(Kapiti News 4 September)
Whareroa Guardians had extra cause for celebration during a planting session on Sunday.
The excitement started during the week when the Whareroa Guardians Community Trust won the supreme award at the Wellington Airport Regional Community Awards.
The main event during the planting session was the unveiling of a plaque to commemorate a Rotary Peace, Remembrance and Community Forest.
A total of 76,000 native plants were planted by Groundtruth staff and Whareroa Guardians volunteers in 2021-23 as part of the Rotary Forests of Peace, Remembrance and Community programme — a national initiative to commemorate 100 years of Rotary in New Zealand.
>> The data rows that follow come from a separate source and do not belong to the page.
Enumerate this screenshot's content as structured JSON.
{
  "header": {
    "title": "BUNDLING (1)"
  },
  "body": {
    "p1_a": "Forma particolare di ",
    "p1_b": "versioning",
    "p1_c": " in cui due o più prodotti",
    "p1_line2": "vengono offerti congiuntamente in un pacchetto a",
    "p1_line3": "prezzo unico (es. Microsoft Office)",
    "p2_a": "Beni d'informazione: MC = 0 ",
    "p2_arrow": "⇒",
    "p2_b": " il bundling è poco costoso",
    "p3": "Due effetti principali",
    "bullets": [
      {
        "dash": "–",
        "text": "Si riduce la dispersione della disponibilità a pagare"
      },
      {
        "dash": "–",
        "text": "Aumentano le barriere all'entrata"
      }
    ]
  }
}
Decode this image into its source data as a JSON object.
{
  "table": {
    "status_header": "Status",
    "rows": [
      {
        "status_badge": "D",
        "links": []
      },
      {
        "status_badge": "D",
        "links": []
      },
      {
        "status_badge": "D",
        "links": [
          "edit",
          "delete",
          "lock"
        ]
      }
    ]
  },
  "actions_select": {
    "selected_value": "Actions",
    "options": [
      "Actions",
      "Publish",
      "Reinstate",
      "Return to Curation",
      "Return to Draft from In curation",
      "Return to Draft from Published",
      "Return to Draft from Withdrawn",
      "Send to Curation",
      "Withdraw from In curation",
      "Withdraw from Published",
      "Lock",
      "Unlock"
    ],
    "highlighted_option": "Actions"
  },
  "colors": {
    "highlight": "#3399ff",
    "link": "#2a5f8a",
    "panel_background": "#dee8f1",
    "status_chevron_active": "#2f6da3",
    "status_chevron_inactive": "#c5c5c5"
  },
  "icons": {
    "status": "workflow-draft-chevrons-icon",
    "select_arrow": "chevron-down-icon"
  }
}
It all stemmed from the Government’s goal to plant one billion trees in New Zealand by 2028.
Rotary New Zealand successfully applied for funding via Te Uru Rākau — New Zealand Forest Service.
The funding was given to Kāpiti Rotary which enabled Groundtruth and the Whareroa Guardians to get stuck into some major planting.
Some of the species included mānuka, kānuka, lemonwood, five fingers and flax.
Kāpiti Rotary president Vic Hewson said planting was a good example of the reach of Rotary.
“I’m really chuffed that our international Rotary has provided money for this, but the most important thing is to have people in our community who have a passion for doing this sort of stuff.
“They are the people who deserve the credit.”
Kāpiti Mayor Janet Holborow thanked Rotary and Whareroa Guardians.
“It has been incredible to see Whareroa Farm change and grow over the years.
“There’s a huge amount of work that goes on here.”
She also acknowledged the efforts of people like Leon Kiel, Jenny Rowan, Carol Reihana, and others “who worked hard to keep it [Whareroa Farm] in community ownership for everyone to enjoy”.
“Without that determination, we wouldn’t have any of this here today.”
Groundtruth’s Peter Handford praised the Guardians, noting their continued work “wasn’t a minor task”.
“They do incredibly well in terms of what they’ve done and achieved.”